» **DATA FOR THIS EXERCISE**:
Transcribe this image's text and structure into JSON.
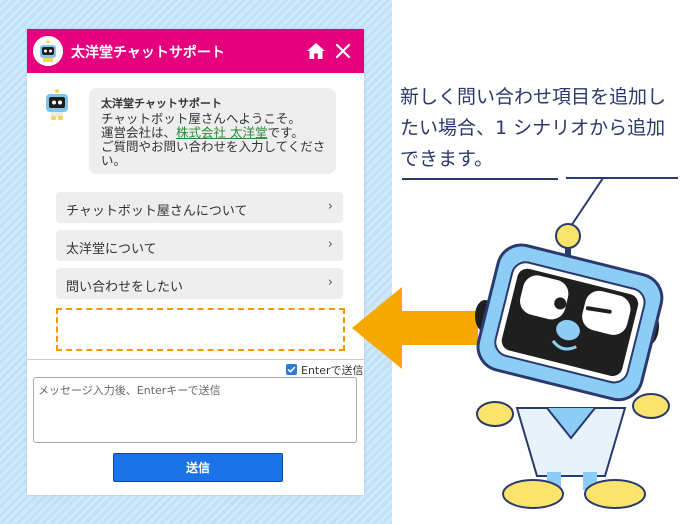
{
  "header": {
    "title": "太洋堂チャットサポート"
  },
  "message": {
    "sender": "太洋堂チャットサポート",
    "line1": "チャットボット屋さんへようこそ。",
    "line2_prefix": "運営会社は、",
    "line2_link": "株式会社 太洋堂",
    "line2_suffix": "です。",
    "line3": "ご質問やお問い合わせを入力してください。"
  },
  "choices": [
    {
      "label": "チャットボット屋さんについて",
      "arrow": "›"
    },
    {
      "label": "太洋堂について",
      "arrow": "›"
    },
    {
      "label": "問い合わせをしたい",
      "arrow": "›"
    }
  ],
  "composer": {
    "enter_to_send_label": "Enterで送信",
    "enter_to_send_checked": true,
    "placeholder": "メッセージ入力後、Enterキーで送信",
    "send_label": "送信"
  },
  "note": "新しく問い合わせ項目を追加したい場合、1 シナリオから追加できます。",
  "colors": {
    "header": "#e6007e",
    "send": "#1a73e8",
    "dashed": "#f39800",
    "arrow": "#f5a800",
    "link": "#2c8a35"
  },
  "icons": [
    "home-icon",
    "close-icon",
    "check-icon",
    "chevron-right-icon",
    "robot-avatar-icon"
  ]
}
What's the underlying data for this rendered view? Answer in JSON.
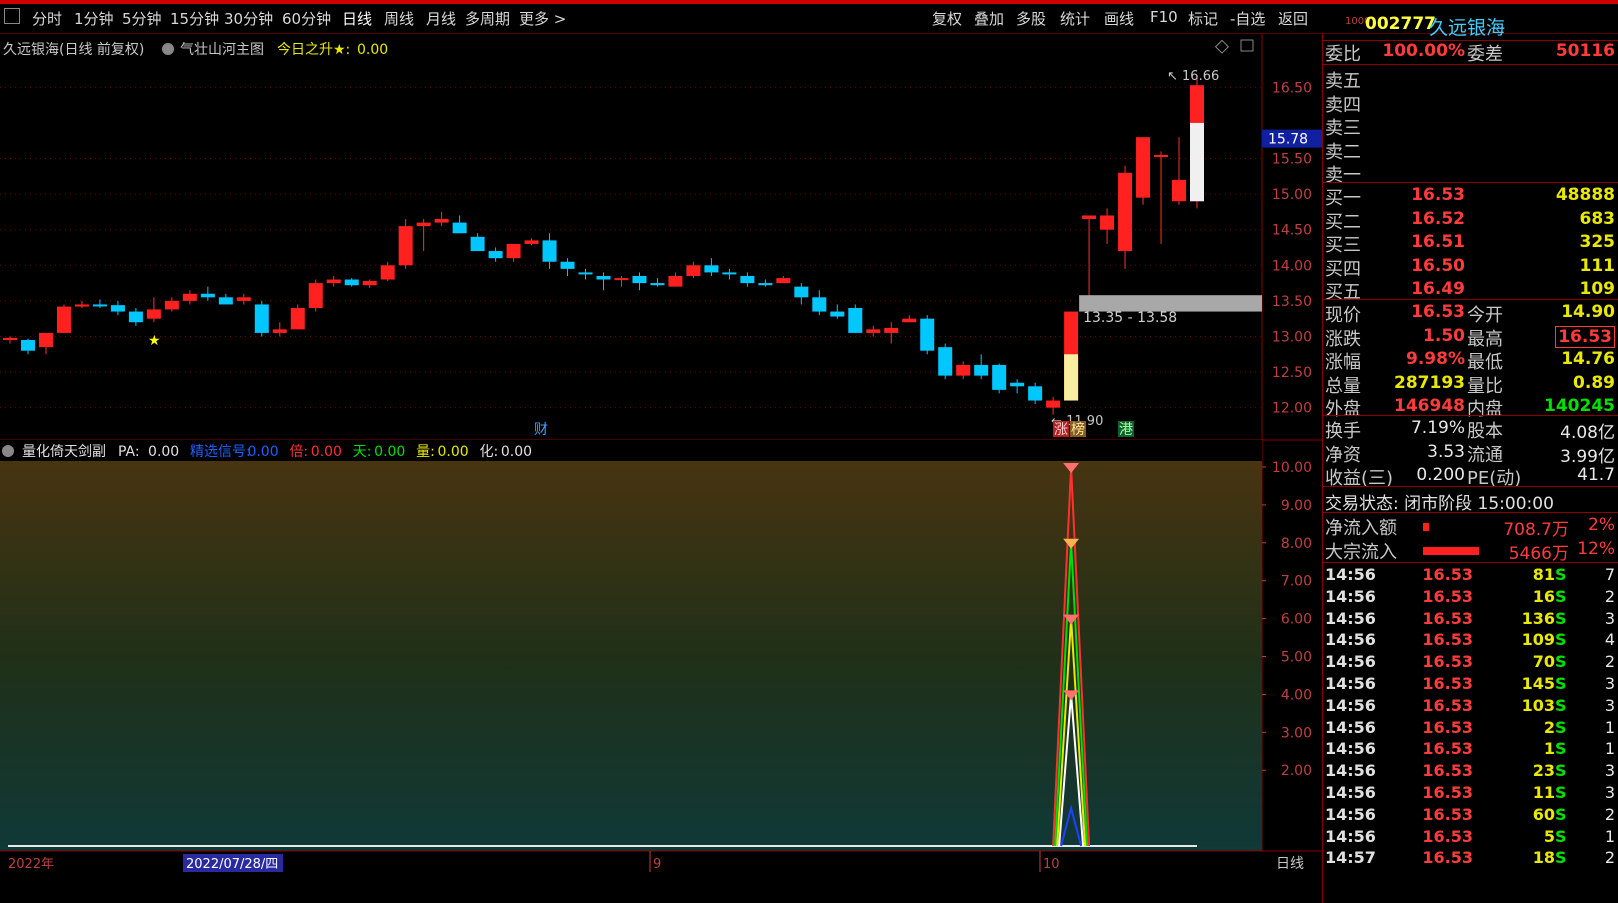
{
  "toolbar": {
    "left": [
      "分时",
      "1分钟",
      "5分钟",
      "15分钟",
      "30分钟",
      "60分钟",
      "日线",
      "周线",
      "月线",
      "多周期",
      "更多 >"
    ],
    "active": "日线",
    "right": [
      "复权",
      "叠加",
      "多股",
      "统计",
      "画线",
      "F10",
      "标记",
      "-自选",
      "返回"
    ]
  },
  "main_legend": {
    "stock": "久远银海(日线 前复权)",
    "indicator": "气壮山河主图",
    "today_rise_label": "今日之升★:",
    "today_rise_value": "0.00"
  },
  "sub_legend": {
    "name": "量化倚天剑副",
    "items": [
      {
        "label": "PA:",
        "value": "0.00",
        "color": "#e0e0e0"
      },
      {
        "label": "精选信号:",
        "value": "0.00",
        "color": "#2060ff"
      },
      {
        "label": "倍:",
        "value": "0.00",
        "color": "#ff3030"
      },
      {
        "label": "天:",
        "value": "0.00",
        "color": "#00e000"
      },
      {
        "label": "量:",
        "value": "0.00",
        "color": "#e8e800"
      },
      {
        "label": "化:",
        "value": "0.00",
        "color": "#e0e0e0"
      }
    ]
  },
  "chart_data": [
    {
      "type": "candlestick",
      "title": "久远银海(日线 前复权)",
      "yticks": [
        "16.50",
        "15.50",
        "15.00",
        "14.50",
        "14.00",
        "13.50",
        "13.00",
        "12.50",
        "12.00"
      ],
      "ylim": [
        11.7,
        16.8
      ],
      "current_price_tag": "15.78",
      "annotations": {
        "high": "16.66",
        "low": "11.90",
        "range_box": "13.35 - 13.58"
      },
      "markers": [
        "财",
        "涨",
        "榜",
        "港"
      ],
      "ohlc": [
        [
          12.95,
          13.0,
          12.9,
          12.98
        ],
        [
          12.95,
          12.97,
          12.75,
          12.8
        ],
        [
          12.85,
          13.05,
          12.75,
          13.05
        ],
        [
          13.05,
          13.45,
          13.05,
          13.42
        ],
        [
          13.42,
          13.5,
          13.4,
          13.45
        ],
        [
          13.45,
          13.52,
          13.4,
          13.44
        ],
        [
          13.44,
          13.5,
          13.3,
          13.35
        ],
        [
          13.35,
          13.4,
          13.15,
          13.2
        ],
        [
          13.25,
          13.55,
          13.2,
          13.38
        ],
        [
          13.38,
          13.55,
          13.35,
          13.5
        ],
        [
          13.5,
          13.65,
          13.45,
          13.6
        ],
        [
          13.6,
          13.7,
          13.5,
          13.55
        ],
        [
          13.55,
          13.6,
          13.45,
          13.45
        ],
        [
          13.5,
          13.6,
          13.45,
          13.55
        ],
        [
          13.45,
          13.5,
          13.0,
          13.05
        ],
        [
          13.05,
          13.2,
          13.0,
          13.1
        ],
        [
          13.1,
          13.45,
          13.1,
          13.4
        ],
        [
          13.4,
          13.8,
          13.35,
          13.75
        ],
        [
          13.75,
          13.85,
          13.7,
          13.8
        ],
        [
          13.8,
          13.82,
          13.7,
          13.72
        ],
        [
          13.72,
          13.8,
          13.68,
          13.78
        ],
        [
          13.8,
          14.05,
          13.78,
          14.0
        ],
        [
          14.0,
          14.65,
          13.95,
          14.55
        ],
        [
          14.55,
          14.65,
          14.2,
          14.6
        ],
        [
          14.6,
          14.75,
          14.55,
          14.65
        ],
        [
          14.6,
          14.7,
          14.45,
          14.45
        ],
        [
          14.4,
          14.45,
          14.2,
          14.2
        ],
        [
          14.2,
          14.25,
          14.05,
          14.1
        ],
        [
          14.1,
          14.3,
          14.05,
          14.3
        ],
        [
          14.3,
          14.38,
          14.28,
          14.35
        ],
        [
          14.35,
          14.45,
          13.95,
          14.05
        ],
        [
          14.05,
          14.1,
          13.85,
          13.95
        ],
        [
          13.9,
          13.95,
          13.8,
          13.88
        ],
        [
          13.85,
          13.9,
          13.65,
          13.8
        ],
        [
          13.8,
          13.85,
          13.7,
          13.82
        ],
        [
          13.85,
          13.9,
          13.65,
          13.75
        ],
        [
          13.75,
          13.82,
          13.7,
          13.72
        ],
        [
          13.7,
          13.9,
          13.7,
          13.85
        ],
        [
          13.85,
          14.05,
          13.82,
          14.0
        ],
        [
          14.0,
          14.1,
          13.85,
          13.9
        ],
        [
          13.9,
          13.95,
          13.8,
          13.88
        ],
        [
          13.85,
          13.9,
          13.7,
          13.75
        ],
        [
          13.75,
          13.8,
          13.7,
          13.72
        ],
        [
          13.75,
          13.85,
          13.75,
          13.82
        ],
        [
          13.7,
          13.75,
          13.45,
          13.55
        ],
        [
          13.55,
          13.65,
          13.3,
          13.35
        ],
        [
          13.35,
          13.45,
          13.25,
          13.28
        ],
        [
          13.4,
          13.45,
          13.05,
          13.05
        ],
        [
          13.05,
          13.15,
          13.0,
          13.1
        ],
        [
          13.05,
          13.2,
          12.9,
          13.12
        ],
        [
          13.2,
          13.3,
          13.2,
          13.25
        ],
        [
          13.25,
          13.3,
          12.75,
          12.8
        ],
        [
          12.85,
          12.9,
          12.4,
          12.45
        ],
        [
          12.45,
          12.65,
          12.4,
          12.6
        ],
        [
          12.6,
          12.75,
          12.4,
          12.45
        ],
        [
          12.6,
          12.62,
          12.2,
          12.25
        ],
        [
          12.35,
          12.4,
          12.2,
          12.3
        ],
        [
          12.3,
          12.35,
          12.05,
          12.1
        ],
        [
          12.0,
          12.15,
          11.9,
          12.1
        ],
        [
          12.1,
          13.35,
          12.1,
          13.35
        ],
        [
          14.65,
          14.7,
          13.5,
          14.7
        ],
        [
          14.5,
          14.8,
          14.3,
          14.7
        ],
        [
          14.2,
          15.4,
          13.95,
          15.3
        ],
        [
          14.95,
          15.8,
          14.85,
          15.8
        ],
        [
          15.55,
          15.6,
          14.3,
          15.55
        ],
        [
          14.9,
          15.8,
          14.85,
          15.2
        ],
        [
          14.9,
          16.66,
          14.8,
          16.53
        ]
      ]
    },
    {
      "type": "line",
      "title": "量化倚天剑副",
      "yticks": [
        "10.00",
        "9.00",
        "8.00",
        "7.00",
        "6.00",
        "5.00",
        "4.00",
        "3.00",
        "2.00"
      ],
      "ylim": [
        0,
        10
      ],
      "peak_index": 59,
      "series": [
        {
          "color": "#ff3030",
          "peak": 10
        },
        {
          "color": "#00e000",
          "peak": 8
        },
        {
          "color": "#e8e800",
          "peak": 6
        },
        {
          "color": "#ffffff",
          "peak": 4
        },
        {
          "color": "#2040ff",
          "peak": 1
        }
      ]
    }
  ],
  "xaxis": {
    "year": "2022年",
    "cursor_date": "2022/07/28/四",
    "months": [
      "9",
      "10"
    ],
    "period": "日线"
  },
  "quote": {
    "code": "002777",
    "name": "久远银海",
    "code_prefix": "1000",
    "weibi_label": "委比",
    "weibi": "100.00%",
    "weicha_label": "委差",
    "weicha": "50116",
    "sells": [
      "卖五",
      "卖四",
      "卖三",
      "卖二",
      "卖一"
    ],
    "buys": [
      {
        "label": "买一",
        "price": "16.53",
        "vol": "48888"
      },
      {
        "label": "买二",
        "price": "16.52",
        "vol": "683"
      },
      {
        "label": "买三",
        "price": "16.51",
        "vol": "325"
      },
      {
        "label": "买四",
        "price": "16.50",
        "vol": "111"
      },
      {
        "label": "买五",
        "price": "16.49",
        "vol": "109"
      }
    ],
    "stats1": [
      {
        "l1": "现价",
        "v1": "16.53",
        "c1": "red",
        "l2": "今开",
        "v2": "14.90",
        "c2": "yel"
      },
      {
        "l1": "涨跌",
        "v1": "1.50",
        "c1": "red",
        "l2": "最高",
        "v2": "16.53",
        "c2": "red"
      },
      {
        "l1": "涨幅",
        "v1": "9.98%",
        "c1": "red",
        "l2": "最低",
        "v2": "14.76",
        "c2": "yel"
      },
      {
        "l1": "总量",
        "v1": "287193",
        "c1": "yel",
        "l2": "量比",
        "v2": "0.89",
        "c2": "yel"
      },
      {
        "l1": "外盘",
        "v1": "146948",
        "c1": "red",
        "l2": "内盘",
        "v2": "140245",
        "c2": "green"
      }
    ],
    "stats2": [
      {
        "l1": "换手",
        "v1": "7.19%",
        "l2": "股本",
        "v2": "4.08亿"
      },
      {
        "l1": "净资",
        "v1": "3.53",
        "l2": "流通",
        "v2": "3.99亿"
      },
      {
        "l1": "收益(三)",
        "v1": "0.200",
        "l2": "PE(动)",
        "v2": "41.7"
      }
    ],
    "trade_status": "交易状态: 闭市阶段 15:00:00",
    "flows": [
      {
        "label": "净流入额",
        "value": "708.7万",
        "pct": "2%",
        "bar": 0.02
      },
      {
        "label": "大宗流入",
        "value": "5466万",
        "pct": "12%",
        "bar": 0.35
      }
    ],
    "ticks": [
      [
        "14:56",
        "16.53",
        "81",
        "S",
        "7"
      ],
      [
        "14:56",
        "16.53",
        "16",
        "S",
        "2"
      ],
      [
        "14:56",
        "16.53",
        "136",
        "S",
        "3"
      ],
      [
        "14:56",
        "16.53",
        "109",
        "S",
        "4"
      ],
      [
        "14:56",
        "16.53",
        "70",
        "S",
        "2"
      ],
      [
        "14:56",
        "16.53",
        "145",
        "S",
        "3"
      ],
      [
        "14:56",
        "16.53",
        "103",
        "S",
        "3"
      ],
      [
        "14:56",
        "16.53",
        "2",
        "S",
        "1"
      ],
      [
        "14:56",
        "16.53",
        "1",
        "S",
        "1"
      ],
      [
        "14:56",
        "16.53",
        "23",
        "S",
        "3"
      ],
      [
        "14:56",
        "16.53",
        "11",
        "S",
        "3"
      ],
      [
        "14:56",
        "16.53",
        "60",
        "S",
        "2"
      ],
      [
        "14:56",
        "16.53",
        "5",
        "S",
        "1"
      ],
      [
        "14:57",
        "16.53",
        "18",
        "S",
        "2"
      ]
    ]
  }
}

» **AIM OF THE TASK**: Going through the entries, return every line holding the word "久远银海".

» **SOLUTION**:
    "stock": "久远银海(日线 前复权)",
      "title": "久远银海(日线 前复权)",
    "name": "久远银海",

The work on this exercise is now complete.